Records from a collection
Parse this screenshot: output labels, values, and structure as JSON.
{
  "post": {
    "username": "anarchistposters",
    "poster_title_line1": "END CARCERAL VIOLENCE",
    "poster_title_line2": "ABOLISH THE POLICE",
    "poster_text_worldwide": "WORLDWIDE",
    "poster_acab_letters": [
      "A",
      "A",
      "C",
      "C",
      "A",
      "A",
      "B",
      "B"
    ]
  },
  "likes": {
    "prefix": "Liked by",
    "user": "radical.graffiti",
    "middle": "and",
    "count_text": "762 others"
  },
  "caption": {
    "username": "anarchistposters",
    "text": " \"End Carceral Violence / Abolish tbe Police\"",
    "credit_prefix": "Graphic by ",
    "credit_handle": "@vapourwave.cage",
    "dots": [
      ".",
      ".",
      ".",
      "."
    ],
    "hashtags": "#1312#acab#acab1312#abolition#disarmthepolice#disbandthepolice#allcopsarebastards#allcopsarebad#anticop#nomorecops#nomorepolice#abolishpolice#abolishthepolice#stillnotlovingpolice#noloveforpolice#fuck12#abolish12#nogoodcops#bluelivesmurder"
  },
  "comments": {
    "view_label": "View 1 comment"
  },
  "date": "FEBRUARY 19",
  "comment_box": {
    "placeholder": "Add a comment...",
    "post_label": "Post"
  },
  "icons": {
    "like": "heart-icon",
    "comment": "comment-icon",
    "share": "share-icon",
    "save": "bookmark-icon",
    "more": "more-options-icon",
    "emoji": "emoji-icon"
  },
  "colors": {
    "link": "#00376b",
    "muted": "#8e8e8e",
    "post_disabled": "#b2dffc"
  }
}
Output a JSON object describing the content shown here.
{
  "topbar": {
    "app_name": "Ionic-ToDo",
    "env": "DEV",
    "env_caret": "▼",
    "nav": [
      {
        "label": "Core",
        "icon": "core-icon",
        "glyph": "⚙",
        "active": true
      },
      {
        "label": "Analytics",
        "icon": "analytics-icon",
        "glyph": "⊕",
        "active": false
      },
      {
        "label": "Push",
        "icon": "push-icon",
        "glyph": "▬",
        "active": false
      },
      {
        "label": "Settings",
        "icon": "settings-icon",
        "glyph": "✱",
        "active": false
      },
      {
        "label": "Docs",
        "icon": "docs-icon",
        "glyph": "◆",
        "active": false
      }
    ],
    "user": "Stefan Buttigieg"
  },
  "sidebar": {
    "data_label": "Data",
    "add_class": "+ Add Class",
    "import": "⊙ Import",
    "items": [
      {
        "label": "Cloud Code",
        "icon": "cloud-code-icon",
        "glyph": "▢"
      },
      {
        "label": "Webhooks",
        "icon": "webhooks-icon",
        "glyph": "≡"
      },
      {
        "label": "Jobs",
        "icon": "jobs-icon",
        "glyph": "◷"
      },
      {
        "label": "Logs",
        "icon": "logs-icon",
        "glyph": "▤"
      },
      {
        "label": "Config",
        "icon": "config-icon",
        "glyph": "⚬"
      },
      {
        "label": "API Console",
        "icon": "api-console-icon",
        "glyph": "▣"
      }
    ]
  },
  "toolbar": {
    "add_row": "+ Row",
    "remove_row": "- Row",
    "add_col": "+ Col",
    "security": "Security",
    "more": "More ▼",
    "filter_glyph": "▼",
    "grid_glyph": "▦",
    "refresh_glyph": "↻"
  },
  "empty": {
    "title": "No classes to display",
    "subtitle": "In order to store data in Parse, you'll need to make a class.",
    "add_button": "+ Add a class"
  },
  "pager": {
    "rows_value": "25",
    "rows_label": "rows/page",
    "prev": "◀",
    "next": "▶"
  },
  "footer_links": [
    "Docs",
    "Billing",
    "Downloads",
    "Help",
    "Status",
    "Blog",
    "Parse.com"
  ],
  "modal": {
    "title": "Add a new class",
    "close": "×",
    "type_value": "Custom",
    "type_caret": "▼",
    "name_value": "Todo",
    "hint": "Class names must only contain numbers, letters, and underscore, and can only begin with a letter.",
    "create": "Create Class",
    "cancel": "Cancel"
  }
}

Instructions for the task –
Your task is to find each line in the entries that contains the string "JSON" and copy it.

Exercise result –
Parse this screenshot: output labels, values, and structure as JSON.
Output a JSON object describing the content shown here.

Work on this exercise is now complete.